For all that Martin Tyler’s monotone and underlying ManU loyalties annoy Liverpool fans, he’s not often wrong about what he’s seeing. It was a pretty good match, with a lot of action and a number of chances for both sides. It was certainly a far cry from the drudgery of facing a side like Burnley (May they be relegated, in the name of the Fowler, Stevie, and Crouchy spirit. Amen.) and, at the very least, it was on a Sunday and in the FA Cup, so a loss doesn’t ruin your whole weekend. But despite the good game, it also produced a fair number of middling performances on Liverpool’s side. Mo Salah and Roberto Firmino were threats #1 and #2 on offense, with the latter putting in two assists on the day to go with the former’s two goals. Curtis Jones played well in Sadio Mané’s slot in terms of ball control and motion, but he lacks Sadio’s burst of speed to threaten the box. Like Rhys, that’s not his fault, and it was at least an innovative idea to see what he could do farther forward.
The midfield was often absent offensively, though. Other than Thiago Alcântara being universally present to protect the back four, James Milner, Robot Warrior and Gini Wijnaldum managed to retain possession in the middle third but didn’t do a lot with it. This is where we miss Hendo and where we’d like to be able to see Fabinho in his normal spot at the 6 with Thiago farther forward.
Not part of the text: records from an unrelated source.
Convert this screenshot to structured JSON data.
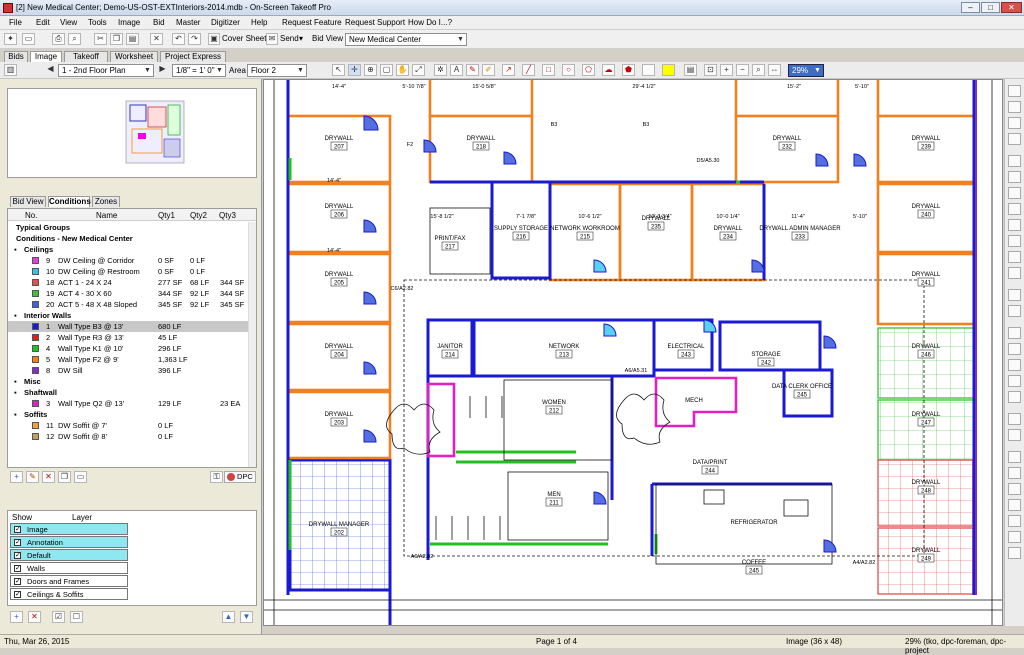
{
  "window": {
    "title": "[2] New Medical Center; Demo-US-OST-EXTInteriors-2014.mdb - On-Screen Takeoff Pro"
  },
  "menu": [
    "File",
    "Edit",
    "View",
    "Tools",
    "Image",
    "Bid",
    "Master",
    "Digitizer",
    "Help",
    "Request Feature",
    "Request Support",
    "How Do I...?"
  ],
  "toolbar": {
    "cover_sheet": "Cover Sheet",
    "send": "Send",
    "bid_view": "Bid View",
    "bid_combo": "New Medical Center"
  },
  "top_tabs": [
    "Bids",
    "Image",
    "Takeoff",
    "Worksheet",
    "Project Express"
  ],
  "image_toolbar": {
    "page": "1 - 2nd Floor Plan",
    "scale": "1/8\" = 1' 0\"",
    "area_label": "Area",
    "area": "Floor 2",
    "zoom": "29%"
  },
  "left_tabs": [
    "Bid View",
    "Conditions",
    "Zones"
  ],
  "conditions": {
    "headers": [
      "No.",
      "Name",
      "Qty1",
      "Qty2",
      "Qty3"
    ],
    "rows": [
      {
        "kind": "group",
        "name": "Typical Groups"
      },
      {
        "kind": "group",
        "name": "Conditions - New Medical Center"
      },
      {
        "kind": "sub",
        "name": "Ceilings"
      },
      {
        "kind": "item",
        "no": "9",
        "name": "DW Ceiling @ Corridor",
        "q1": "0 SF",
        "q2": "0 LF",
        "q3": "",
        "color": "#e040e0"
      },
      {
        "kind": "item",
        "no": "10",
        "name": "DW Ceiling @ Restroom",
        "q1": "0 SF",
        "q2": "0 LF",
        "q3": "",
        "color": "#40c0e0"
      },
      {
        "kind": "item",
        "no": "18",
        "name": "ACT 1 - 24 X 24",
        "q1": "277 SF",
        "q2": "68 LF",
        "q3": "344 SF",
        "color": "#e05050"
      },
      {
        "kind": "item",
        "no": "19",
        "name": "ACT 4 - 30 X 60",
        "q1": "344 SF",
        "q2": "92 LF",
        "q3": "344 SF",
        "color": "#40c040"
      },
      {
        "kind": "item",
        "no": "20",
        "name": "ACT 5 - 48 X 48 Sloped",
        "q1": "345 SF",
        "q2": "92 LF",
        "q3": "345 SF",
        "color": "#4060e0"
      },
      {
        "kind": "sub",
        "name": "Interior Walls"
      },
      {
        "kind": "item",
        "no": "1",
        "name": "Wall Type B3 @ 13'",
        "q1": "680 LF",
        "q2": "",
        "q3": "",
        "color": "#1a1ad0",
        "sel": true
      },
      {
        "kind": "item",
        "no": "2",
        "name": "Wall Type R3 @ 13'",
        "q1": "45 LF",
        "q2": "",
        "q3": "",
        "color": "#e02020"
      },
      {
        "kind": "item",
        "no": "4",
        "name": "Wall Type K1 @ 10'",
        "q1": "296 LF",
        "q2": "",
        "q3": "",
        "color": "#20c020"
      },
      {
        "kind": "item",
        "no": "5",
        "name": "Wall Type F2 @ 9'",
        "q1": "1,363 LF",
        "q2": "",
        "q3": "",
        "color": "#f08020"
      },
      {
        "kind": "item",
        "no": "8",
        "name": "DW Sill",
        "q1": "396 LF",
        "q2": "",
        "q3": "",
        "color": "#8030c0"
      },
      {
        "kind": "sub",
        "name": "Misc"
      },
      {
        "kind": "sub",
        "name": "Shaftwall"
      },
      {
        "kind": "item",
        "no": "3",
        "name": "Wall Type Q2 @ 13'",
        "q1": "129 LF",
        "q2": "",
        "q3": "23 EA",
        "color": "#e020c0"
      },
      {
        "kind": "sub",
        "name": "Soffits"
      },
      {
        "kind": "item",
        "no": "11",
        "name": "DW Soffit @ 7'",
        "q1": "0 LF",
        "q2": "",
        "q3": "",
        "color": "#f0a040"
      },
      {
        "kind": "item",
        "no": "12",
        "name": "DW Soffit @ 8'",
        "q1": "0 LF",
        "q2": "",
        "q3": "",
        "color": "#c0a060"
      }
    ],
    "dpc_label": "DPC"
  },
  "layers": {
    "headers": [
      "Show",
      "Layer"
    ],
    "rows": [
      {
        "name": "Image",
        "checked": true,
        "hl": true
      },
      {
        "name": "Annotation",
        "checked": true,
        "hl": true
      },
      {
        "name": "Default",
        "checked": true,
        "hl": true
      },
      {
        "name": "Walls",
        "checked": true,
        "hl": false
      },
      {
        "name": "Doors and Frames",
        "checked": true,
        "hl": false
      },
      {
        "name": "Ceilings & Soffits",
        "checked": true,
        "hl": false
      }
    ]
  },
  "rooms": [
    {
      "name": "DRYWALL",
      "num": "207"
    },
    {
      "name": "DRYWALL",
      "num": "218"
    },
    {
      "name": "DRYWALL",
      "num": "232"
    },
    {
      "name": "DRYWALL",
      "num": "239"
    },
    {
      "name": "DRYWALL",
      "num": "206"
    },
    {
      "name": "DRYWALL",
      "num": "240"
    },
    {
      "name": "PRINT/FAX",
      "num": "217"
    },
    {
      "name": "SUPPLY STORAGE",
      "num": "216"
    },
    {
      "name": "NETWORK WORKROOM",
      "num": "215"
    },
    {
      "name": "DRYWALL",
      "num": "235"
    },
    {
      "name": "DRYWALL",
      "num": "234"
    },
    {
      "name": "DRYWALL ADMIN MANAGER",
      "num": "233"
    },
    {
      "name": "DRYWALL",
      "num": "205"
    },
    {
      "name": "DRYWALL",
      "num": "241"
    },
    {
      "name": "DRYWALL",
      "num": "204"
    },
    {
      "name": "JANITOR",
      "num": "214"
    },
    {
      "name": "NETWORK",
      "num": "213"
    },
    {
      "name": "ELECTRICAL",
      "num": "243"
    },
    {
      "name": "STORAGE",
      "num": "242"
    },
    {
      "name": "DATA CLERK OFFICE",
      "num": "245"
    },
    {
      "name": "DRYWALL",
      "num": "246"
    },
    {
      "name": "DRYWALL",
      "num": "203"
    },
    {
      "name": "WOMEN",
      "num": "212"
    },
    {
      "name": "MECH",
      "num": ""
    },
    {
      "name": "DATA/PRINT",
      "num": "244"
    },
    {
      "name": "DRYWALL",
      "num": "247"
    },
    {
      "name": "MEN",
      "num": "211"
    },
    {
      "name": "REFRIGERATOR",
      "num": ""
    },
    {
      "name": "DRYWALL",
      "num": "248"
    },
    {
      "name": "DRYWALL MANAGER",
      "num": "202"
    },
    {
      "name": "COFFEE",
      "num": "245"
    },
    {
      "name": "DRYWALL",
      "num": "249"
    }
  ],
  "dims": [
    "14'-4\"",
    "5'-10 7/8\"",
    "15'-0 5/8\"",
    "29'-4 1/2\"",
    "15'-2\"",
    "5'-10\"",
    "14'-4\"",
    "14'-4\"",
    "15'-8 1/2\"",
    "7'-1 7/8\"",
    "10'-6 1/2\"",
    "10'-3 3/4\"",
    "10'-0 1/4\"",
    "11'-4\"",
    "5'-10\""
  ],
  "tags": [
    "B3",
    "B3",
    "F2",
    "D5/A5.30",
    "C6/A2.82",
    "A6/A5.31",
    "A6/A2.82",
    "A4/A2.82"
  ],
  "status": {
    "date": "Thu, Mar 26, 2015",
    "page": "Page 1 of 4",
    "image": "Image (36 x 48)",
    "right": "29%  (tko, dpc-foreman, dpc-project"
  }
}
Trent Alexander-Arnold was improved over his recent outings, but neither fullback really impacted the game on the day, despite Andy Robertson trying to shout down Mason Greenwood on his way in for ManU’s first goal which, it has to be said, could be partially blamed on Robbo being caught out.
Again, it’s great to see Bob back in the swing of things, as neither Lindelof nor Harry Maguire (as @GeoGabe noted on Twitter: “Didn’t Handle It Well: The Harry Maguire story.”) knew how to deal with him. But that relatively small passing number is indicative of the lack of balls being fed into Bob or the lack of targets in the middle third to receive them, such that the interplay was mostly between him and his fellow forwards, which is not the way our system normally functions. At the very least, we’re not talking about officiating debacles after a game vs United, so there’s one mild grace.
So, yeah. Not a whole lot else to say about that, mostly because it’s the FA Cup, but also because it’s the continuation of problems that we’ve seen before and still can’t solve and likely won’t solve until Virg and/or Joe make their way back (Don’t hold your breath for this season, yo.) Next up is the match against the World’s Most Overpaid Bus Driver, so be sure to get your yawns ready. It’s too bad that match is so important to our season.